Letter

Australian Financial Review

13th February 2007

 

Tracy Sutherland’s report (“Industry Baffled by Climate Policy: Rudd”, February 3) includes a comment by Opposition environment spokesman Peter Garrett that business is concerned because it does not know where the government is going on climate change. Correct.

 

But now we have two major reports, one apparently endorsed by many scientists, the government has an opportunity to point out that, historically, it is unscientific to assert that the small average temperature increase since the mid 1960s is 90 percent certainly caused by increased greenhouse gas emissions from increased human activity.

 

If that were the case why did temperatures fall in the previous twenty five year when such emissions also increased strongly?

 

The reality is that history is replete with doom and gloom analyses and predictions by scientists.

 

The 1972 “Blueprint for Survival”, for example, in effect endorsed the Club of Rome prediction that the world would run out of resources without stabilizing population and reducing living standards. That Blueprint was supported by 14 Fellows of the Royal Society and 36 holders of science chairs in British universities. As with other gloomy predictions, the opposite has occurred.

 

Other similar examples of scientific certainty (sic) exist.

 

My long experience as Treasury deputy secretary with supposed scientific modeling and analysis is that economists are no better than scientists at predictions, let alone causes of events.

 

Moreover, the recent extensive published analysis by distinguished scientists and economists rejects the underlying analysis in both the Stern Review and the IPCC report.

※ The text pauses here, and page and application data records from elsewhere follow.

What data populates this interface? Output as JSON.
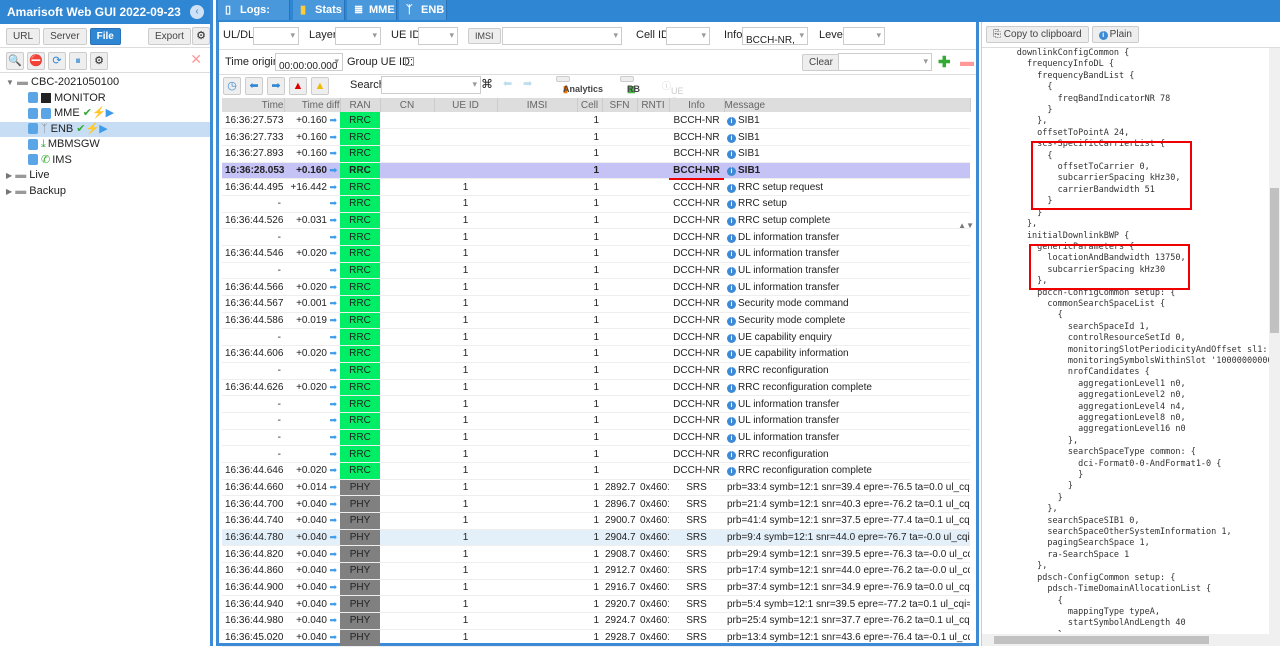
{
  "app": {
    "title": "Amarisoft Web GUI 2022-09-23"
  },
  "sidebar": {
    "buttons": {
      "url": "URL",
      "server": "Server",
      "file": "File",
      "export": "Export"
    },
    "tree": {
      "root": "CBC-2021050100",
      "items": [
        "MONITOR",
        "MME",
        "ENB",
        "MBMSGW",
        "IMS"
      ],
      "folders": [
        "Live",
        "Backup"
      ]
    }
  },
  "tabs": [
    {
      "label": "Logs: 1109",
      "icon": "document-icon"
    },
    {
      "label": "Stats",
      "icon": "chart-icon"
    },
    {
      "label": "MME",
      "icon": "database-icon"
    },
    {
      "label": "ENB",
      "icon": "antenna-icon"
    }
  ],
  "filters": {
    "uldl": "UL/DL",
    "layer": "Layer",
    "ueid": "UE ID",
    "imsi": "IMSI",
    "cellid": "Cell ID",
    "info": "Info",
    "info_value": "BCCH-NR,",
    "level": "Level",
    "time_origin": "Time origin:",
    "time_origin_value": "00:00:00.000",
    "group_ue": "Group UE ID:",
    "clear": "Clear",
    "search": "Search",
    "analytics": "Analytics",
    "rb": "RB",
    "uecaps": "UE Caps"
  },
  "table": {
    "columns": [
      "Time",
      "Time diff",
      "RAN",
      "CN",
      "UE ID",
      "IMSI",
      "Cell",
      "SFN",
      "RNTI",
      "Info",
      "Message"
    ],
    "rows": [
      [
        "16:36:27.573",
        "+0.160",
        "RRC",
        "",
        "",
        "",
        "1",
        "",
        "",
        "BCCH-NR",
        "SIB1"
      ],
      [
        "16:36:27.733",
        "+0.160",
        "RRC",
        "",
        "",
        "",
        "1",
        "",
        "",
        "BCCH-NR",
        "SIB1"
      ],
      [
        "16:36:27.893",
        "+0.160",
        "RRC",
        "",
        "",
        "",
        "1",
        "",
        "",
        "BCCH-NR",
        "SIB1"
      ],
      [
        "16:36:28.053",
        "+0.160",
        "RRC",
        "",
        "",
        "",
        "1",
        "",
        "",
        "BCCH-NR",
        "SIB1"
      ],
      [
        "16:36:44.495",
        "+16.442",
        "RRC",
        "",
        "1",
        "",
        "1",
        "",
        "",
        "CCCH-NR",
        "RRC setup request"
      ],
      [
        "-",
        "",
        "RRC",
        "",
        "1",
        "",
        "1",
        "",
        "",
        "CCCH-NR",
        "RRC setup"
      ],
      [
        "16:36:44.526",
        "+0.031",
        "RRC",
        "",
        "1",
        "",
        "1",
        "",
        "",
        "DCCH-NR",
        "RRC setup complete"
      ],
      [
        "-",
        "",
        "RRC",
        "",
        "1",
        "",
        "1",
        "",
        "",
        "DCCH-NR",
        "DL information transfer"
      ],
      [
        "16:36:44.546",
        "+0.020",
        "RRC",
        "",
        "1",
        "",
        "1",
        "",
        "",
        "DCCH-NR",
        "UL information transfer"
      ],
      [
        "-",
        "",
        "RRC",
        "",
        "1",
        "",
        "1",
        "",
        "",
        "DCCH-NR",
        "UL information transfer"
      ],
      [
        "16:36:44.566",
        "+0.020",
        "RRC",
        "",
        "1",
        "",
        "1",
        "",
        "",
        "DCCH-NR",
        "UL information transfer"
      ],
      [
        "16:36:44.567",
        "+0.001",
        "RRC",
        "",
        "1",
        "",
        "1",
        "",
        "",
        "DCCH-NR",
        "Security mode command"
      ],
      [
        "16:36:44.586",
        "+0.019",
        "RRC",
        "",
        "1",
        "",
        "1",
        "",
        "",
        "DCCH-NR",
        "Security mode complete"
      ],
      [
        "-",
        "",
        "RRC",
        "",
        "1",
        "",
        "1",
        "",
        "",
        "DCCH-NR",
        "UE capability enquiry"
      ],
      [
        "16:36:44.606",
        "+0.020",
        "RRC",
        "",
        "1",
        "",
        "1",
        "",
        "",
        "DCCH-NR",
        "UE capability information"
      ],
      [
        "-",
        "",
        "RRC",
        "",
        "1",
        "",
        "1",
        "",
        "",
        "DCCH-NR",
        "RRC reconfiguration"
      ],
      [
        "16:36:44.626",
        "+0.020",
        "RRC",
        "",
        "1",
        "",
        "1",
        "",
        "",
        "DCCH-NR",
        "RRC reconfiguration complete"
      ],
      [
        "-",
        "",
        "RRC",
        "",
        "1",
        "",
        "1",
        "",
        "",
        "DCCH-NR",
        "UL information transfer"
      ],
      [
        "-",
        "",
        "RRC",
        "",
        "1",
        "",
        "1",
        "",
        "",
        "DCCH-NR",
        "UL information transfer"
      ],
      [
        "-",
        "",
        "RRC",
        "",
        "1",
        "",
        "1",
        "",
        "",
        "DCCH-NR",
        "UL information transfer"
      ],
      [
        "-",
        "",
        "RRC",
        "",
        "1",
        "",
        "1",
        "",
        "",
        "DCCH-NR",
        "RRC reconfiguration"
      ],
      [
        "16:36:44.646",
        "+0.020",
        "RRC",
        "",
        "1",
        "",
        "1",
        "",
        "",
        "DCCH-NR",
        "RRC reconfiguration complete"
      ],
      [
        "16:36:44.660",
        "+0.014",
        "PHY",
        "",
        "1",
        "",
        "1",
        "2892.7",
        "0x4601",
        "SRS",
        "prb=33:4 symb=12:1 snr=39.4 epre=-76.5 ta=0.0 ul_cqi=15"
      ],
      [
        "16:36:44.700",
        "+0.040",
        "PHY",
        "",
        "1",
        "",
        "1",
        "2896.7",
        "0x4601",
        "SRS",
        "prb=21:4 symb=12:1 snr=40.3 epre=-76.2 ta=0.1 ul_cqi=15"
      ],
      [
        "16:36:44.740",
        "+0.040",
        "PHY",
        "",
        "1",
        "",
        "1",
        "2900.7",
        "0x4601",
        "SRS",
        "prb=41:4 symb=12:1 snr=37.5 epre=-77.4 ta=0.1 ul_cqi=15"
      ],
      [
        "16:36:44.780",
        "+0.040",
        "PHY",
        "",
        "1",
        "",
        "1",
        "2904.7",
        "0x4601",
        "SRS",
        "prb=9:4 symb=12:1 snr=44.0 epre=-76.7 ta=-0.0 ul_cqi=15"
      ],
      [
        "16:36:44.820",
        "+0.040",
        "PHY",
        "",
        "1",
        "",
        "1",
        "2908.7",
        "0x4601",
        "SRS",
        "prb=29:4 symb=12:1 snr=39.5 epre=-76.3 ta=-0.0 ul_cqi=15"
      ],
      [
        "16:36:44.860",
        "+0.040",
        "PHY",
        "",
        "1",
        "",
        "1",
        "2912.7",
        "0x4601",
        "SRS",
        "prb=17:4 symb=12:1 snr=44.0 epre=-76.2 ta=-0.0 ul_cqi=15"
      ],
      [
        "16:36:44.900",
        "+0.040",
        "PHY",
        "",
        "1",
        "",
        "1",
        "2916.7",
        "0x4601",
        "SRS",
        "prb=37:4 symb=12:1 snr=34.9 epre=-76.9 ta=0.0 ul_cqi=15"
      ],
      [
        "16:36:44.940",
        "+0.040",
        "PHY",
        "",
        "1",
        "",
        "1",
        "2920.7",
        "0x4601",
        "SRS",
        "prb=5:4 symb=12:1 snr=39.5 epre=-77.2 ta=0.1 ul_cqi=15"
      ],
      [
        "16:36:44.980",
        "+0.040",
        "PHY",
        "",
        "1",
        "",
        "1",
        "2924.7",
        "0x4601",
        "SRS",
        "prb=25:4 symb=12:1 snr=37.7 epre=-76.2 ta=0.1 ul_cqi=15"
      ],
      [
        "16:36:45.020",
        "+0.040",
        "PHY",
        "",
        "1",
        "",
        "1",
        "2928.7",
        "0x4601",
        "SRS",
        "prb=13:4 symb=12:1 snr=43.6 epre=-76.4 ta=-0.1 ul_cqi=15"
      ]
    ],
    "selected_row": 3,
    "hover_row": 25
  },
  "detail": {
    "copy": "Copy to clipboard",
    "plain": "Plain",
    "code": "      downlinkConfigCommon {\n        frequencyInfoDL {\n          frequencyBandList {\n            {\n              freqBandIndicatorNR 78\n            }\n          },\n          offsetToPointA 24,\n          scs-SpecificCarrierList {\n            {\n              offsetToCarrier 0,\n              subcarrierSpacing kHz30,\n              carrierBandwidth 51\n            }\n          }\n        },\n        initialDownlinkBWP {\n          genericParameters {\n            locationAndBandwidth 13750,\n            subcarrierSpacing kHz30\n          },\n          pdcch-ConfigCommon setup: {\n            commonSearchSpaceList {\n              {\n                searchSpaceId 1,\n                controlResourceSetId 0,\n                monitoringSlotPeriodicityAndOffset sl1: NULL,\n                monitoringSymbolsWithinSlot '10000000000000'B,\n                nrofCandidates {\n                  aggregationLevel1 n0,\n                  aggregationLevel2 n0,\n                  aggregationLevel4 n4,\n                  aggregationLevel8 n0,\n                  aggregationLevel16 n0\n                },\n                searchSpaceType common: {\n                  dci-Format0-0-AndFormat1-0 {\n                  }\n                }\n              }\n            },\n            searchSpaceSIB1 0,\n            searchSpaceOtherSystemInformation 1,\n            pagingSearchSpace 1,\n            ra-SearchSpace 1\n          },\n          pdsch-ConfigCommon setup: {\n            pdsch-TimeDomainAllocationList {\n              {\n                mappingType typeA,\n                startSymbolAndLength 40\n              },"
  }
}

The fact is that there is no scientific or other consensus on this issue and the Australian government should make that clear.